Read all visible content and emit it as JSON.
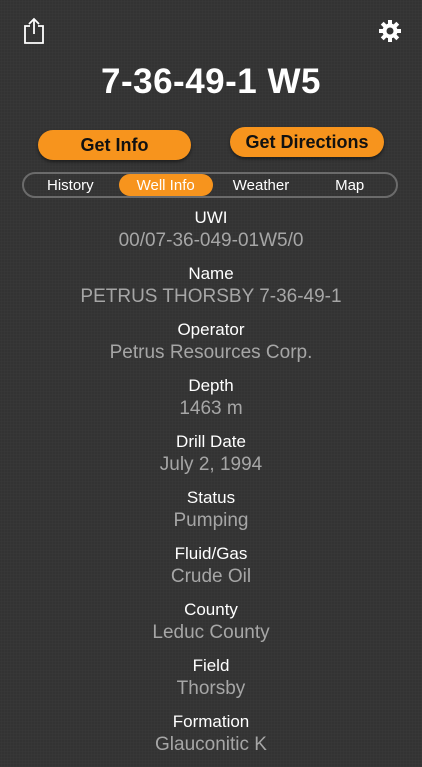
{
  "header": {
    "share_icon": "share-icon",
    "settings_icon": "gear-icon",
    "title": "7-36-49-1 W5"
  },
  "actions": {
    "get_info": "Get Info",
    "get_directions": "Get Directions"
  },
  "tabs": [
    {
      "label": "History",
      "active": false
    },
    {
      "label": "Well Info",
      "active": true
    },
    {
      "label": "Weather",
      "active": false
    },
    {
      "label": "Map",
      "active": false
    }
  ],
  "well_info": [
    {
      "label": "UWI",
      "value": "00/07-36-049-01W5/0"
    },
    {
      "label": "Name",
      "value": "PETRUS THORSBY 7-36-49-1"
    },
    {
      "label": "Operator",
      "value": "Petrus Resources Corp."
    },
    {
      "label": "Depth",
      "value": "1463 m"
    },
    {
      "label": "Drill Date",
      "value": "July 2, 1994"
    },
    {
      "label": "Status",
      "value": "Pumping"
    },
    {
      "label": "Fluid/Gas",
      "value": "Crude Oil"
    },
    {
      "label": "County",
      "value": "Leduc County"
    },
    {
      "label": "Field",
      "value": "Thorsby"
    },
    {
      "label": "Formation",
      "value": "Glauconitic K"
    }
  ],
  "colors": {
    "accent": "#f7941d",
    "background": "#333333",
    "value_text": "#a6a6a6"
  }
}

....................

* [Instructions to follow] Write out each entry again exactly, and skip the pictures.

* [Problem solution]
Read all visible content and emit it as JSON.
{
  "header": {
    "share_icon": "share-icon",
    "settings_icon": "gear-icon",
    "title": "7-36-49-1 W5"
  },
  "actions": {
    "get_info": "Get Info",
    "get_directions": "Get Directions"
  },
  "tabs": [
    {
      "label": "History",
      "active": false
    },
    {
      "label": "Well Info",
      "active": true
    },
    {
      "label": "Weather",
      "active": false
    },
    {
      "label": "Map",
      "active": false
    }
  ],
  "well_info": [
    {
      "label": "UWI",
      "value": "00/07-36-049-01W5/0"
    },
    {
      "label": "Name",
      "value": "PETRUS THORSBY 7-36-49-1"
    },
    {
      "label": "Operator",
      "value": "Petrus Resources Corp."
    },
    {
      "label": "Depth",
      "value": "1463 m"
    },
    {
      "label": "Drill Date",
      "value": "July 2, 1994"
    },
    {
      "label": "Status",
      "value": "Pumping"
    },
    {
      "label": "Fluid/Gas",
      "value": "Crude Oil"
    },
    {
      "label": "County",
      "value": "Leduc County"
    },
    {
      "label": "Field",
      "value": "Thorsby"
    },
    {
      "label": "Formation",
      "value": "Glauconitic K"
    }
  ],
  "colors": {
    "accent": "#f7941d",
    "background": "#333333",
    "value_text": "#a6a6a6"
  }
}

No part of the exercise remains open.